figgy pudding

Desserts are not my specialty, being diabetic. However, a large family gathering came to the new Taus Mahal during the holiday season of 2000. I had planned a Dickens-style English Christmas dinner with goose as the main entrée. Hearing that, everyone demanded that I bring them some figgy pudding for dessert. They claimed they would not go until they got some. So I gave in. The recipe below pretty much follows* the classic version, but made with figs. A variety of sources from the time and locale from which the carol comes state that “figgy pudding” referred to a raisin or other dried fruit cake, not necessarily resembling a modern pudding nor containing figs.

Traditional English puddings are steeped in alcohol* and brought to the table flambé.

  • ½ cup <butter>, softened
  • 2 eggs
  • 1 cup molasses
  • 2 cups finely chopped figs
  • ½ tsp grated lemon zest
  • 1 cup buttermilk
  • ½ cup walnut pieces
  • 2½ cups flour, sifted
  • ½ tsp baking soda
  • 2 tsp baking powder
  • 1 tsp <salt>
  • 1 tsp ground cinnamon
  • ½ tsp nutmeg
hard sauce
  • 1½ cup <brown sugar>
  • ½ cup butter, softened
  • 3 cups sour cream
  • 1 tsp vanilla extract
  • 1 tbsp brandy
  • ¼ cup chopped walnuts

Beat butter, eggs, and molasses in a bowl until fluffy. Add the figs, lemon zest, buttermilk, and walnuts. Stir to incorporate all ingredients uniformly.

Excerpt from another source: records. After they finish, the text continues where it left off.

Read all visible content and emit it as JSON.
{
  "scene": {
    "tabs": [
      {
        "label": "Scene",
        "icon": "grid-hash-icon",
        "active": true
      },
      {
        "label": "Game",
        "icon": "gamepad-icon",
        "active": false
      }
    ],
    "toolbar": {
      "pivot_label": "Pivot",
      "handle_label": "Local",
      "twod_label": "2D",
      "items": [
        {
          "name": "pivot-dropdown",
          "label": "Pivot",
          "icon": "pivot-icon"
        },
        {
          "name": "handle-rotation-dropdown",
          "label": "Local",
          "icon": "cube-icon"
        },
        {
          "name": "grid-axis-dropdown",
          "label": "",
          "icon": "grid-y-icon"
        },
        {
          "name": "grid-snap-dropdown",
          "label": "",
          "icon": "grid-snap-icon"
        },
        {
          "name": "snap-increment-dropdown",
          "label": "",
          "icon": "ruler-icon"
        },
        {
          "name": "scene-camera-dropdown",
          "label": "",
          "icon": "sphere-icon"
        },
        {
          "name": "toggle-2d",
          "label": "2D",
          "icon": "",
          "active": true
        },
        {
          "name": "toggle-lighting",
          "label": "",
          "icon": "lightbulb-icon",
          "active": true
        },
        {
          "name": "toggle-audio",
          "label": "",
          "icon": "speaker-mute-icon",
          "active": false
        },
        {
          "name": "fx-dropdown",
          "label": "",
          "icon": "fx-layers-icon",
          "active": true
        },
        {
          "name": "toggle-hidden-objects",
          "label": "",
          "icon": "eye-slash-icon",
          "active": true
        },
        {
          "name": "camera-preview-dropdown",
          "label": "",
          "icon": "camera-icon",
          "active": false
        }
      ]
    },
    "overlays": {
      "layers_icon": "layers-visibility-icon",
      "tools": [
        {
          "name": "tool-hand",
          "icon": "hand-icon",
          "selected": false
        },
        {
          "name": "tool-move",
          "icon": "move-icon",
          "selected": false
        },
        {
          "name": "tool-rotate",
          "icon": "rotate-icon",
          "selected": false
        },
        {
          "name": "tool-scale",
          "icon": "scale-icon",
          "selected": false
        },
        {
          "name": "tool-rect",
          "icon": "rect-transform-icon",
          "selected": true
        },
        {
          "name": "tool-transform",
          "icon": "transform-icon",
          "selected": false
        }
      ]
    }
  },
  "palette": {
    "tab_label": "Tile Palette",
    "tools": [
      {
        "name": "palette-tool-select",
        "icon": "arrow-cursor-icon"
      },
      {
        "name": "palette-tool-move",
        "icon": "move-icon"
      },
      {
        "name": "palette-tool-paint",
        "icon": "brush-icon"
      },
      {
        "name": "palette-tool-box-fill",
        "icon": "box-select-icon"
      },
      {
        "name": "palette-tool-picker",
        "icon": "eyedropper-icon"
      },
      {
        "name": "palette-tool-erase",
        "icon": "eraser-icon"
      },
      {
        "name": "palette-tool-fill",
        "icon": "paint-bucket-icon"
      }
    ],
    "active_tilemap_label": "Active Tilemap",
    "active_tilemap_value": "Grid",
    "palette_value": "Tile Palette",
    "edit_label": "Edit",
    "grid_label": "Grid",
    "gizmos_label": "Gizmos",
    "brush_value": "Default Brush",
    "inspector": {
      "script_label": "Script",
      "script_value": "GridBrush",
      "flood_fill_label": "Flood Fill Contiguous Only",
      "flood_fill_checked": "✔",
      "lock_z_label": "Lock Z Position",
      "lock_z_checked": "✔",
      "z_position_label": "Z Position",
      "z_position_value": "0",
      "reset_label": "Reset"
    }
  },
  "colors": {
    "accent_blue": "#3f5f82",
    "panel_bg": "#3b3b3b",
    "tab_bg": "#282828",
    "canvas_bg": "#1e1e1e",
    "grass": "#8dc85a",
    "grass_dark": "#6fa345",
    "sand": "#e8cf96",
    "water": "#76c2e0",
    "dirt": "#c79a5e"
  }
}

In a separate bowl sift together the flour, baking soda, baking powder, <salt>, cinnamon, and nutmeg. Add the mixture above and stir well until smooth.

Bake in 9” spring-bottom pan 1 hour at 325°F.

To make the hard sauce, combine the softened butter, sour cream, vanilla extract, and brandy. Gradually add the <brown sugar> to the softened butter and stir until blended.

Drizzle the hard sauce over the baked pudding and top with the chopped walnuts. Chill until time to serve.

If you are an anglophile, load it up with brandy and light it as you bring it to table.